Greatest Threat
The onset of automated, networked systems facilitated by the Internet, along with the rapid shift towards wearable technologies as an everyday convenience, and the pervasive manner in which every known space that humans occupy is a target for a data logger or surveillance camera, is a situation that is potentially as great a threat to Aboriginal people of Australia — and to everyone globally — as anything else that has emerged as a threat to our humanity.
This threat is evidenced by the fixations of a few on inventing a certain cyborg future, and by those who would celebrate the demise of humanity in preference for a transhumanist existence. In all this there is one clear and consistent message resonating [12]:

“…to wake up non-Aboriginal people to a relationship with the land; to foster trust, friendship and empathy between the indigenous community and the wider Australian and International communities.”

Paddy Roe [20]

We must recognize that these hybrid, ubiquitous, and seemingly convenient technologies are part of a greater array of forces that take us away from ourselves. We lose ourselves if we surrender our autonomy, our life spirit, our life led by intuition. That intuition, our sum total sensory experience of self is known by the Nyikina people of the Kimberley Region of Western Australia as our liyan.

“…Liyan embodies the core of Nyikina consciousness which determines the status of individual, emotional, psychological and physical well being. Liyan, the capacity to stay true to one’s self, is connected to body, land and spirit and provides a sense of balance.”
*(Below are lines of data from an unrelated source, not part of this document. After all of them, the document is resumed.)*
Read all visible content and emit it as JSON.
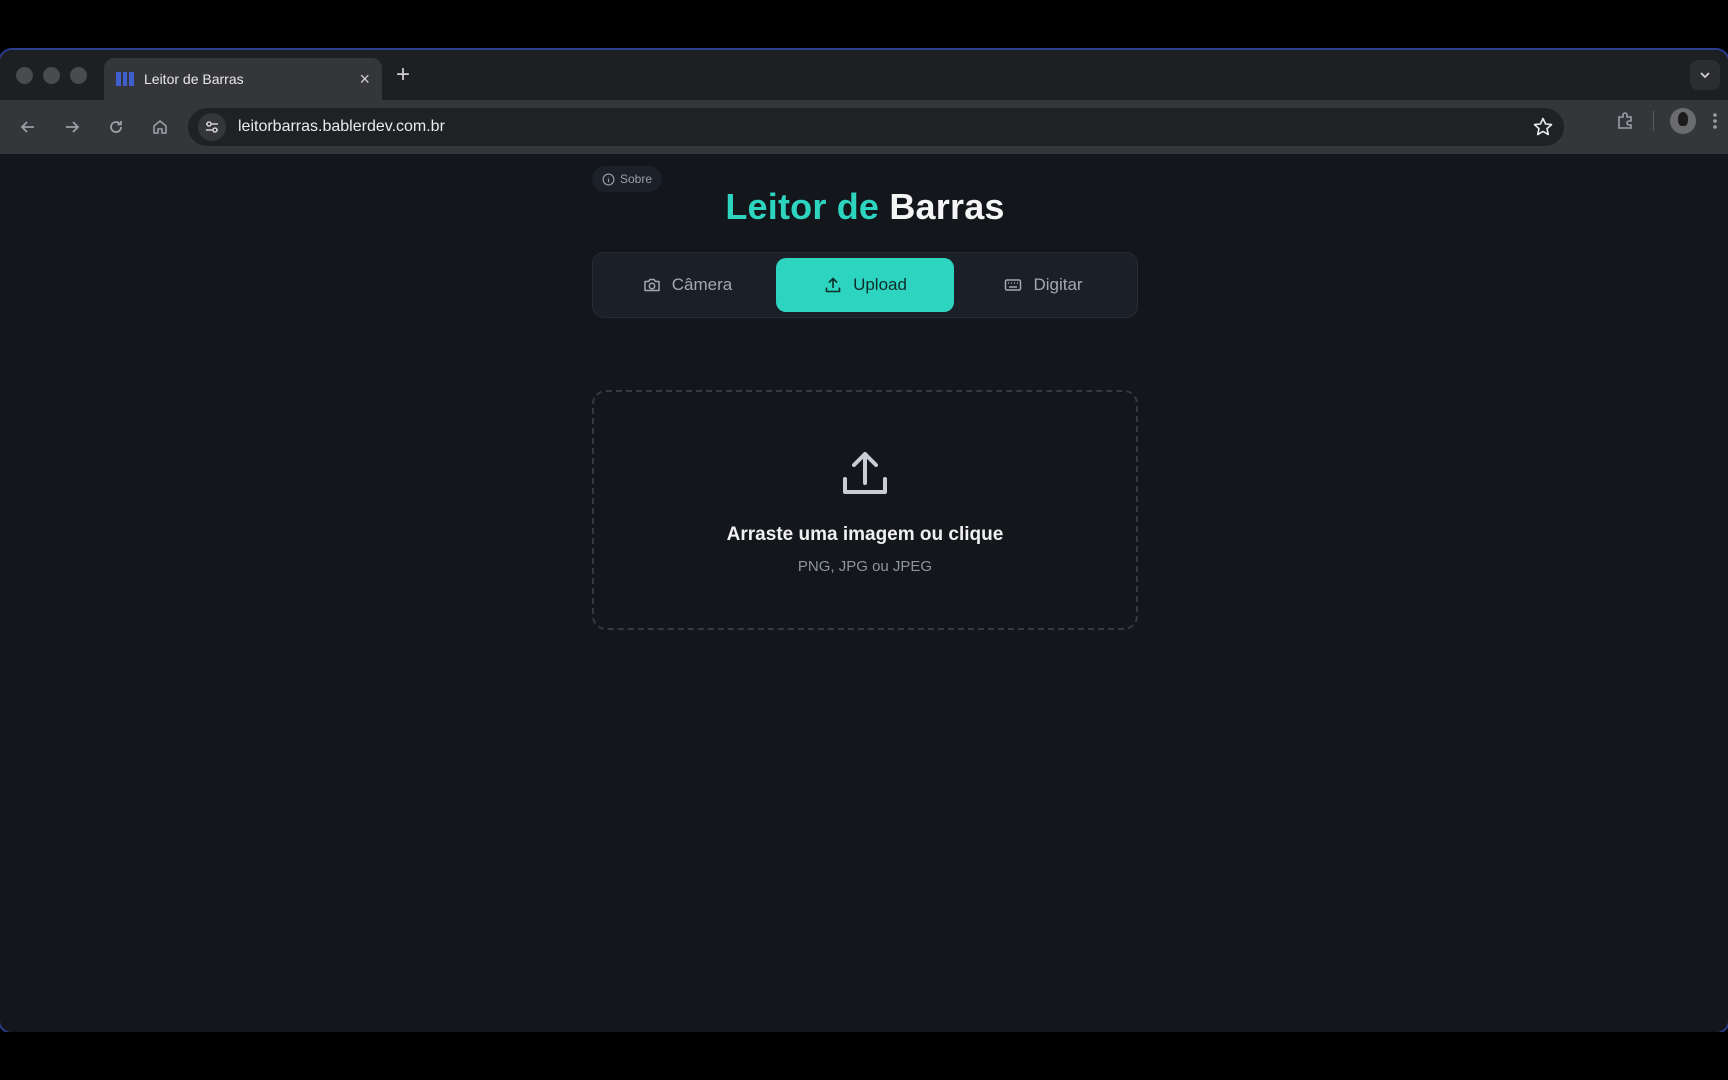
{
  "browser": {
    "tab_title": "Leitor de Barras",
    "tab_close_icon": "×",
    "new_tab_icon": "+",
    "url": "leitorbarras.bablerdev.com.br"
  },
  "page": {
    "about_label": "Sobre",
    "title_accent": "Leitor de",
    "title_plain": "Barras",
    "accent_color": "#2dd4bf",
    "tabs": [
      {
        "label": "Câmera",
        "icon": "camera-icon",
        "active": false
      },
      {
        "label": "Upload",
        "icon": "upload-icon",
        "active": true
      },
      {
        "label": "Digitar",
        "icon": "keyboard-icon",
        "active": false
      }
    ],
    "dropzone": {
      "title": "Arraste uma imagem ou clique",
      "subtitle": "PNG, JPG ou JPEG"
    }
  }
}
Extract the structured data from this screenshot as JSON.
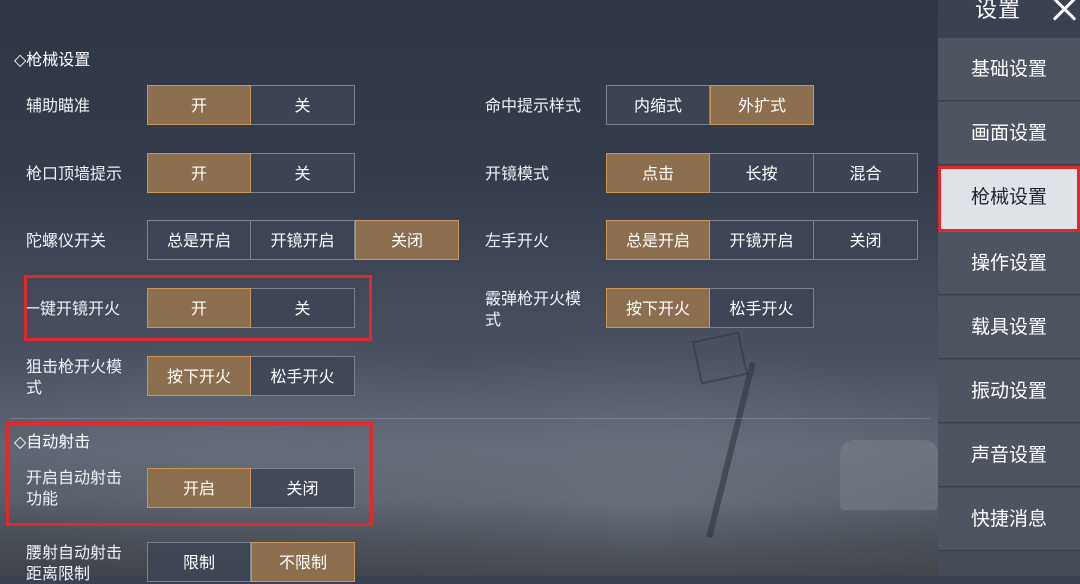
{
  "header": {
    "title": "设置"
  },
  "sidebar": {
    "items": [
      {
        "label": "基础设置"
      },
      {
        "label": "画面设置"
      },
      {
        "label": "枪械设置"
      },
      {
        "label": "操作设置"
      },
      {
        "label": "载具设置"
      },
      {
        "label": "振动设置"
      },
      {
        "label": "声音设置"
      },
      {
        "label": "快捷消息"
      }
    ]
  },
  "sections": {
    "firearms": "◇枪械设置",
    "auto_fire": "◇自动射击"
  },
  "settings": {
    "aim_assist": {
      "label": "辅助瞄准",
      "options": [
        "开",
        "关"
      ],
      "selected": "开"
    },
    "muzzle_wall": {
      "label": "枪口顶墙提示",
      "options": [
        "开",
        "关"
      ],
      "selected": "开"
    },
    "gyroscope": {
      "label": "陀螺仪开关",
      "options": [
        "总是开启",
        "开镜开启",
        "关闭"
      ],
      "selected": "关闭"
    },
    "one_key_scope_fire": {
      "label": "一键开镜开火",
      "options": [
        "开",
        "关"
      ],
      "selected": "开"
    },
    "sniper_fire_mode": {
      "label_line1": "狙击枪开火模",
      "label_line2": "式",
      "options": [
        "按下开火",
        "松手开火"
      ],
      "selected": "按下开火"
    },
    "hit_indicator": {
      "label": "命中提示样式",
      "options": [
        "内缩式",
        "外扩式"
      ],
      "selected": "外扩式"
    },
    "scope_mode": {
      "label": "开镜模式",
      "options": [
        "点击",
        "长按",
        "混合"
      ],
      "selected": "点击"
    },
    "left_hand_fire": {
      "label": "左手开火",
      "options": [
        "总是开启",
        "开镜开启",
        "关闭"
      ],
      "selected": "总是开启"
    },
    "shotgun_fire_mode": {
      "label_line1": "霰弹枪开火模",
      "label_line2": "式",
      "options": [
        "按下开火",
        "松手开火"
      ],
      "selected": "按下开火"
    },
    "auto_fire_enable": {
      "label_line1": "开启自动射击",
      "label_line2": "功能",
      "options": [
        "开启",
        "关闭"
      ],
      "selected": "开启"
    },
    "hip_auto_fire": {
      "label_line1": "腰射自动射击",
      "label_line2": "距离限制",
      "options": [
        "限制",
        "不限制"
      ],
      "selected": "不限制"
    }
  },
  "colors": {
    "selected": "#8c6f4e",
    "selected_border": "#c99558",
    "highlight": "#e0282e"
  }
}
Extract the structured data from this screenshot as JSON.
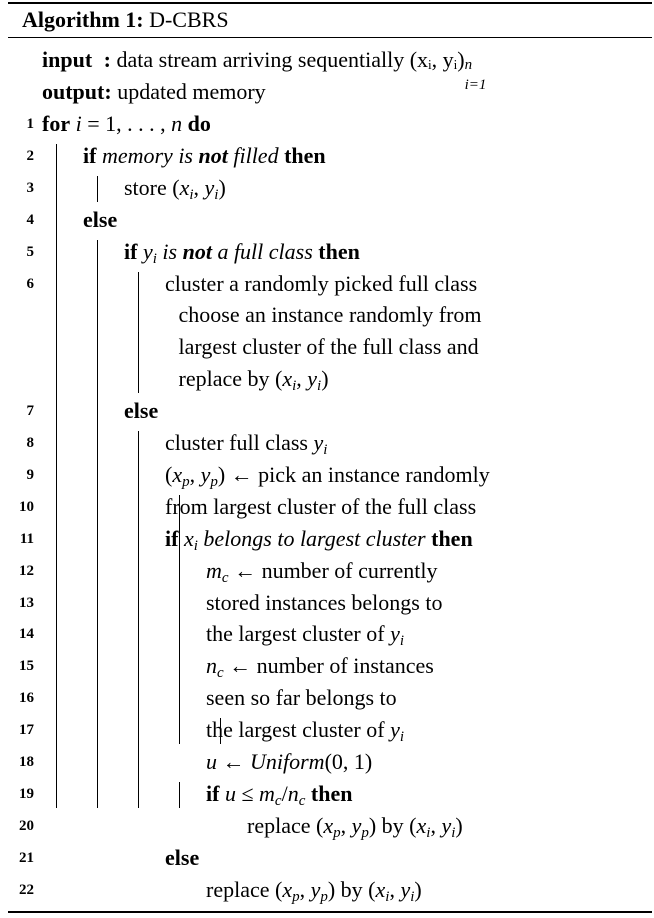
{
  "algorithm": {
    "caption_label": "Algorithm 1:",
    "caption_name": "D-CBRS",
    "input_keyword": "input",
    "input_colon": ":",
    "input_text": "data stream arriving sequentially",
    "input_math": "(xᵢ, yᵢ)",
    "input_sup": "n",
    "input_sub": "i=1",
    "output_keyword": "output:",
    "output_text": "updated memory",
    "lines": [
      {
        "num": "1",
        "indent": 0,
        "html": "<b>for</b> <i>i</i> = 1, . . . , <i>n</i> <b>do</b>"
      },
      {
        "num": "2",
        "indent": 1,
        "html": "<b>if</b> <i>memory is</i> <b><i>not</i></b> <i>filled</i> <b>then</b>"
      },
      {
        "num": "3",
        "indent": 2,
        "html": "store (<i>x</i><span class=\"sub\">i</span>, <i>y</i><span class=\"sub\">i</span>)"
      },
      {
        "num": "4",
        "indent": 1,
        "html": "<b>else</b>"
      },
      {
        "num": "5",
        "indent": 2,
        "html": "<b>if</b> <i>y</i><span class=\"sub\">i</span> <i>is</i> <b><i>not</i></b> <i>a full class</i> <b>then</b>"
      },
      {
        "num": "6",
        "indent": 3,
        "html": "cluster a randomly picked full class"
      },
      {
        "num": "",
        "indent": 3.33,
        "html": "choose an instance randomly from"
      },
      {
        "num": "",
        "indent": 3.33,
        "html": "largest cluster of the full class and"
      },
      {
        "num": "",
        "indent": 3.33,
        "html": "replace by (<i>x</i><span class=\"sub\">i</span>, <i>y</i><span class=\"sub\">i</span>)"
      },
      {
        "num": "7",
        "indent": 2,
        "html": "<b>else</b>"
      },
      {
        "num": "8",
        "indent": 3,
        "html": "cluster full class <i>y</i><span class=\"sub\">i</span>"
      },
      {
        "num": "9",
        "indent": 3,
        "html": "(<i>x</i><span class=\"sub\">p</span>, <i>y</i><span class=\"sub\">p</span>) ← pick an instance randomly"
      },
      {
        "num": "10",
        "indent": 3,
        "html": "from largest cluster of the full class"
      },
      {
        "num": "11",
        "indent": 3,
        "html": "<b>if</b> <i>x</i><span class=\"sub\">i</span> <i>belongs to largest cluster</i> <b>then</b>"
      },
      {
        "num": "12",
        "indent": 4,
        "html": "<i>m</i><span class=\"sub\">c</span> ← number of currently"
      },
      {
        "num": "13",
        "indent": 4,
        "html": "stored instances belongs to"
      },
      {
        "num": "14",
        "indent": 4,
        "html": "the largest cluster of <i>y</i><span class=\"sub\">i</span>"
      },
      {
        "num": "15",
        "indent": 4,
        "html": "<i>n</i><span class=\"sub\">c</span> ← number of instances"
      },
      {
        "num": "16",
        "indent": 4,
        "html": "seen so far belongs to"
      },
      {
        "num": "17",
        "indent": 4,
        "html": "the largest cluster of <i>y</i><span class=\"sub\">i</span>"
      },
      {
        "num": "18",
        "indent": 4,
        "html": "<i>u</i> ← <i>Uniform</i>(0, 1)"
      },
      {
        "num": "19",
        "indent": 4,
        "html": "<b>if</b> <i>u</i> ≤ <i>m</i><span class=\"sub\">c</span>/<i>n</i><span class=\"sub\">c</span> <b>then</b>"
      },
      {
        "num": "20",
        "indent": 5,
        "html": "replace (<i>x</i><span class=\"sub\">p</span>, <i>y</i><span class=\"sub\">p</span>) by (<i>x</i><span class=\"sub\">i</span>, <i>y</i><span class=\"sub\">i</span>)"
      },
      {
        "num": "21",
        "indent": 3,
        "html": "<b>else</b>"
      },
      {
        "num": "22",
        "indent": 4,
        "html": "replace (<i>x</i><span class=\"sub\">p</span>, <i>y</i><span class=\"sub\">p</span>) by (<i>x</i><span class=\"sub\">i</span>, <i>y</i><span class=\"sub\">i</span>)"
      }
    ]
  }
}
—Dr. Anne Poelina,
Nyikina Senior Custodian [21]

In the 1992 BBC Series, “Millennium,” Frans Hoogland [22], in discussion with Nyikina Elder Paddy Roe from the Kimberley region of Western Australia, articulates what “liyan” means for many Aboriginal people of the Kimberley.

“…This whole country is mapped out. Now, each area is like a human being, got feeling, got the liyan, that is the liyan of place. The liyan is like the life force, it’s like your spirit, like your essence. Now the only way to make contact to those locations, to those sites, is through our liyan.”

—Frans Hoogland

As Hoogland elicidates, the very reason for our everyday existence, our life force is grounded and achieved by listening to country, place first, lest we lose ourselves and our connection with each other. We run the risk otherwise of being subservient to this technology, answering to super-intelligence on the streets, only to realize that in its artificiality we are listening to ghostly whisperings of recordings from the time when we once knew ourselves as humans. With reason dismissed, reason in itself is subsumed and becomes subsumed under this technical or instrumental regime [22].
In Australia, in listening to country we recognize that peppering our existence with these pervasive technologies is perhaps the worst possible route we have taken since the mid-1980s as a nation. We must wake up and recognize that surveillance in all its forms is an act of cultural genocide, an epitaph inscribed on our tombstone of self-preservation.
We must wake up.

Author Information
Alexander Hayes is a Ph.D. candidate at the University of Wollongong, School of Computing and Information Technology, and a visiting Researcher at Aalto University, LeGroup, Media Lab, Finland. Email:


Click here to read full version of this article.